- **Exercise goal**
Which lines of the material contain the word "GIFs"? Show each one.
──────── Records for the task ────────
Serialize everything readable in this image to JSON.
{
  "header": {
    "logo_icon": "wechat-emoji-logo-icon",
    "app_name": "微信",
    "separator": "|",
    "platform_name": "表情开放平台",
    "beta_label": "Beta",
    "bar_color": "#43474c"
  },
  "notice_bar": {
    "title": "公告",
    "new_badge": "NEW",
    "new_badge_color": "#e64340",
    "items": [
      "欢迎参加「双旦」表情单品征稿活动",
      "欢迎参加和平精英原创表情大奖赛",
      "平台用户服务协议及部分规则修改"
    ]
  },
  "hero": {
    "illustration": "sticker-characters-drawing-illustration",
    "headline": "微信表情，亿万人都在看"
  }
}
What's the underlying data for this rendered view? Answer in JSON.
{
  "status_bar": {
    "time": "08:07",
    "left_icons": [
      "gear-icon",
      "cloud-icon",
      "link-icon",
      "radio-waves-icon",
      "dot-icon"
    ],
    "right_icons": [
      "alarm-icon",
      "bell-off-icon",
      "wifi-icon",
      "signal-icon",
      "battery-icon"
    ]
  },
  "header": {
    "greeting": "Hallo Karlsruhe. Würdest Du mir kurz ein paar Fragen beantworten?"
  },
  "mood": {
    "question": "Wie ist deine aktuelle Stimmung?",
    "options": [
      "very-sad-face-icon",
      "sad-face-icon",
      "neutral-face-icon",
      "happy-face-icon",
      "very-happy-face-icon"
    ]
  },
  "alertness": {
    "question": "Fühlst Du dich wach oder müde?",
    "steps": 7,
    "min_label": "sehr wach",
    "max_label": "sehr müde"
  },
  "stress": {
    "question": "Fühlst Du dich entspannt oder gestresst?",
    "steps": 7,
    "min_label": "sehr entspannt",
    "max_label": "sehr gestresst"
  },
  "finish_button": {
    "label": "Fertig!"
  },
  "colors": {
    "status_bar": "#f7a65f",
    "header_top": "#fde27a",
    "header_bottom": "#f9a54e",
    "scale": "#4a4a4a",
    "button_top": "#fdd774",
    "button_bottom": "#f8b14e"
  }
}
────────
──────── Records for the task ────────
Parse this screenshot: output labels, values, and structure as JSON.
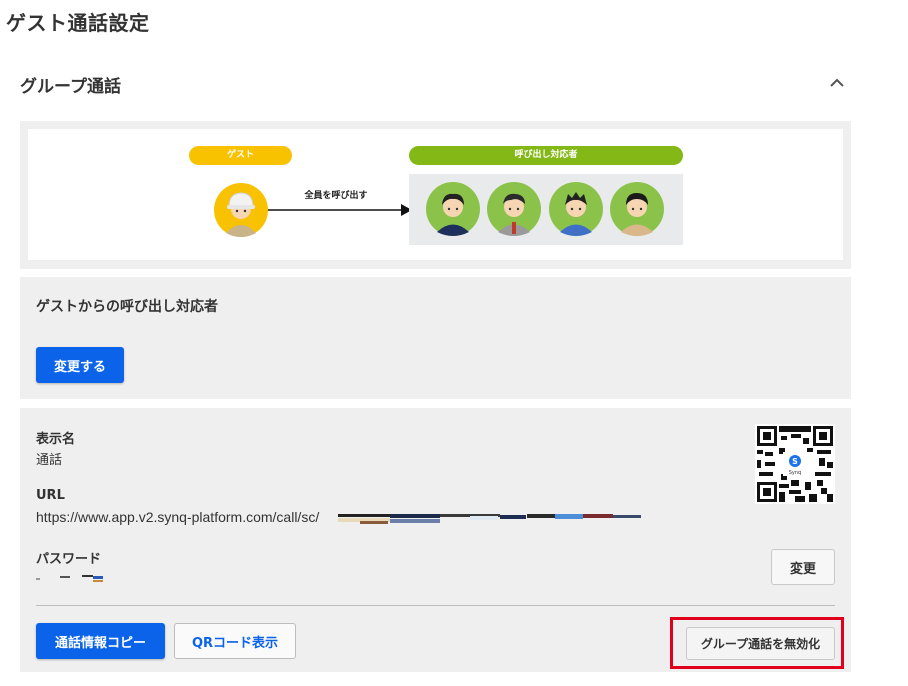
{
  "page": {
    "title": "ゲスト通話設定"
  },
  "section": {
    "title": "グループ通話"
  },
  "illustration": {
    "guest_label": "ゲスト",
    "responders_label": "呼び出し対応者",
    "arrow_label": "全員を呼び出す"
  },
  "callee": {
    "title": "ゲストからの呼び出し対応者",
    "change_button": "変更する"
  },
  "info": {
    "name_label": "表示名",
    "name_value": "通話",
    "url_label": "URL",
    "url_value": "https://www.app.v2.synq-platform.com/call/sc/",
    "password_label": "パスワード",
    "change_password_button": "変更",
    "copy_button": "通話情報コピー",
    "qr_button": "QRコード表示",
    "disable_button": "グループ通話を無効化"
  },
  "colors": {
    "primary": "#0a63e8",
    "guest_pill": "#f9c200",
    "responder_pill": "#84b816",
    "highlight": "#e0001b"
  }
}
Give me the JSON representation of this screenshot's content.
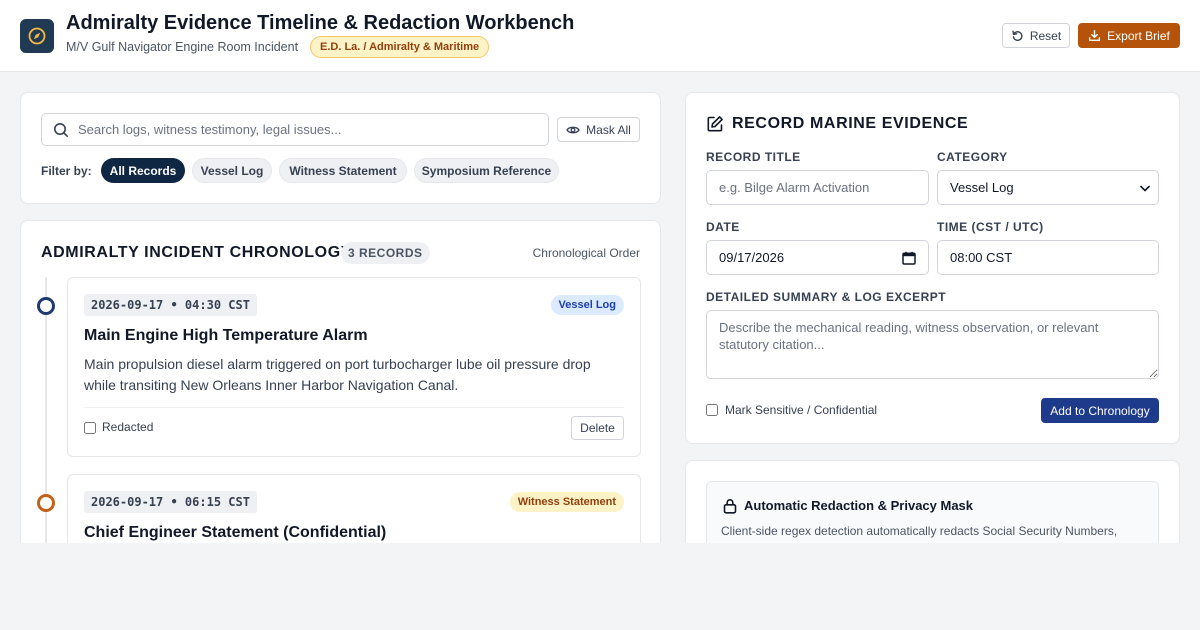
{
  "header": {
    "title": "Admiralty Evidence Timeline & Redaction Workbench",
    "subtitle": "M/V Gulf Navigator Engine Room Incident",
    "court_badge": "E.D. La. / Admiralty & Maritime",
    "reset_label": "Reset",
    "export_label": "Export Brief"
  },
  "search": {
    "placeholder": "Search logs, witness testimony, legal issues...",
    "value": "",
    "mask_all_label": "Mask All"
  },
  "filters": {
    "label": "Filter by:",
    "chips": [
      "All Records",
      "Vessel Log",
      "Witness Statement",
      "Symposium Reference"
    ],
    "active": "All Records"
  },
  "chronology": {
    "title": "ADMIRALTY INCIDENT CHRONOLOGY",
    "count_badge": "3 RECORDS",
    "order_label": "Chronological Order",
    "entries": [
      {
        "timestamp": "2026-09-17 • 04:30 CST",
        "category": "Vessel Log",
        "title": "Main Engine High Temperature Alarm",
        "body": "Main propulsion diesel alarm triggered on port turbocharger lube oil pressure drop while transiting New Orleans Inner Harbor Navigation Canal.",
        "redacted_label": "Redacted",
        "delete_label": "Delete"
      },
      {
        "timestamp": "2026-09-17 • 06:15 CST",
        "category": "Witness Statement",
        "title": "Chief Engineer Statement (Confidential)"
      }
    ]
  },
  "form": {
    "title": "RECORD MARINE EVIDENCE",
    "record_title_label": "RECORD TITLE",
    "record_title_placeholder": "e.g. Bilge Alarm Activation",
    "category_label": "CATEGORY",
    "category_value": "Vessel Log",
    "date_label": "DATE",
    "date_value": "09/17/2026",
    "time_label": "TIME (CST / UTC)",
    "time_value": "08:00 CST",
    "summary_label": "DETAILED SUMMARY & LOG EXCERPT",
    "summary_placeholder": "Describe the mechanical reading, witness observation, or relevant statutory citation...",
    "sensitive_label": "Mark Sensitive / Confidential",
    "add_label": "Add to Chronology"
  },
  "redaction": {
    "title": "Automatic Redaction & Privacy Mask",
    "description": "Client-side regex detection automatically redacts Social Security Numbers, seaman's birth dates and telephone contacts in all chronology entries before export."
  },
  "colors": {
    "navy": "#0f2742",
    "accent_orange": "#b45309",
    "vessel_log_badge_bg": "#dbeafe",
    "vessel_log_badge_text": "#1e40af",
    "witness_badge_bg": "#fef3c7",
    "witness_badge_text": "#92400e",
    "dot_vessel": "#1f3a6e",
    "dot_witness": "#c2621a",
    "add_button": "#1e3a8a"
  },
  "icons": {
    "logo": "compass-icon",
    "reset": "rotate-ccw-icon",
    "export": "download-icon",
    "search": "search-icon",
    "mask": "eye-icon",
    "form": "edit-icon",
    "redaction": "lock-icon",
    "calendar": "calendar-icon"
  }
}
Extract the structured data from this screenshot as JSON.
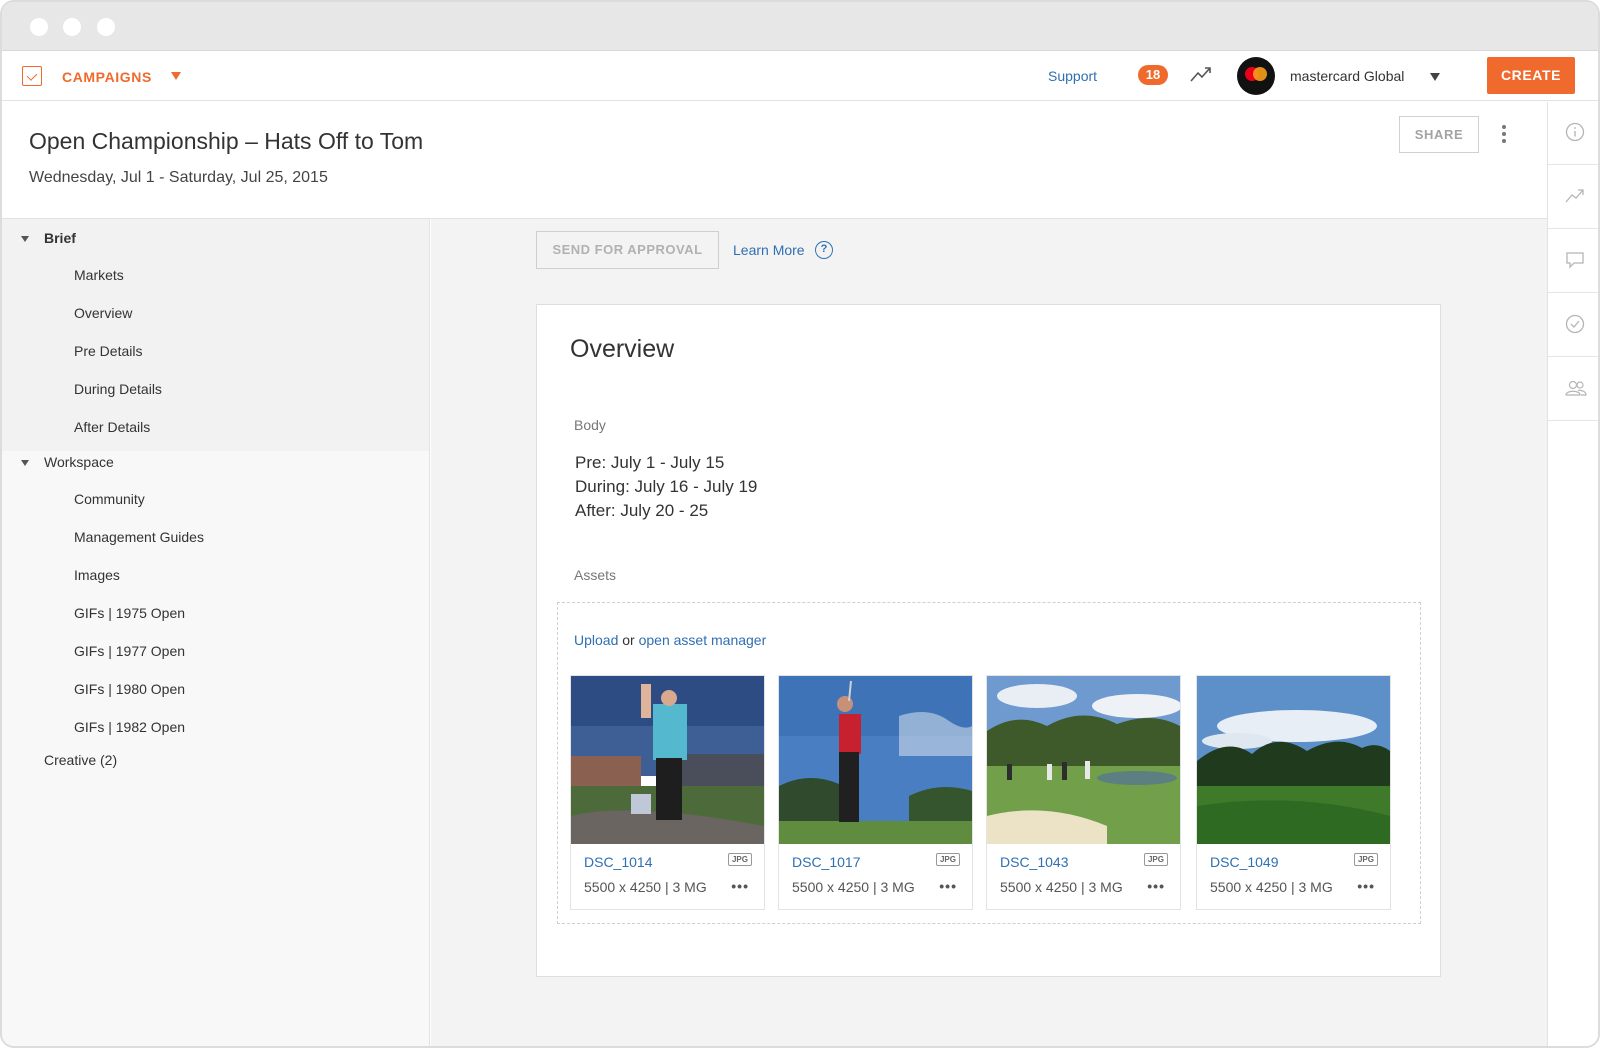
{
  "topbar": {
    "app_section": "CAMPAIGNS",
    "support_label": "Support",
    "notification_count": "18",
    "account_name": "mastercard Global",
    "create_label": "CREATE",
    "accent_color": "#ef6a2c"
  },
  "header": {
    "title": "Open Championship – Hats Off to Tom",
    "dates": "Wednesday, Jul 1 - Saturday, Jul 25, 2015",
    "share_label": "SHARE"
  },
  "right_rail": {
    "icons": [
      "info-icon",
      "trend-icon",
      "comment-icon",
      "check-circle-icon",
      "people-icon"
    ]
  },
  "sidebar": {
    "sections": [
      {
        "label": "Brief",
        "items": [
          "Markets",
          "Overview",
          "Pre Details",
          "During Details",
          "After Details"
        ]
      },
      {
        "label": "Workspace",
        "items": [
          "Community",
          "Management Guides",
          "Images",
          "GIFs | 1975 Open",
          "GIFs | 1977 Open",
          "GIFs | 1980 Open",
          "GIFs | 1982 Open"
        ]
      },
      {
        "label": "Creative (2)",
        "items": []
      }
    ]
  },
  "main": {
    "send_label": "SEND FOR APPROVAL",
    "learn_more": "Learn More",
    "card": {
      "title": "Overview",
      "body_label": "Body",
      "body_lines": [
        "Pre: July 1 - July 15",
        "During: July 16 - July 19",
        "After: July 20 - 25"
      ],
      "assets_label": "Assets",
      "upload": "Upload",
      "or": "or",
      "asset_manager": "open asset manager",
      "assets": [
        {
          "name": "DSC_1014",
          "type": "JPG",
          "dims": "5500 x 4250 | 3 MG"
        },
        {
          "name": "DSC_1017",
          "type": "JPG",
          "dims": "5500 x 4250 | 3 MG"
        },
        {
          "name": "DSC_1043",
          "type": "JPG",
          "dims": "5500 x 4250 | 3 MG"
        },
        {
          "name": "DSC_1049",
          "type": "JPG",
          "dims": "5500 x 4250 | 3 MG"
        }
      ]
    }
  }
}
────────
- **Written solution**
          "GIFs | 1975 Open",
          "GIFs | 1977 Open",
          "GIFs | 1980 Open",
          "GIFs | 1982 Open"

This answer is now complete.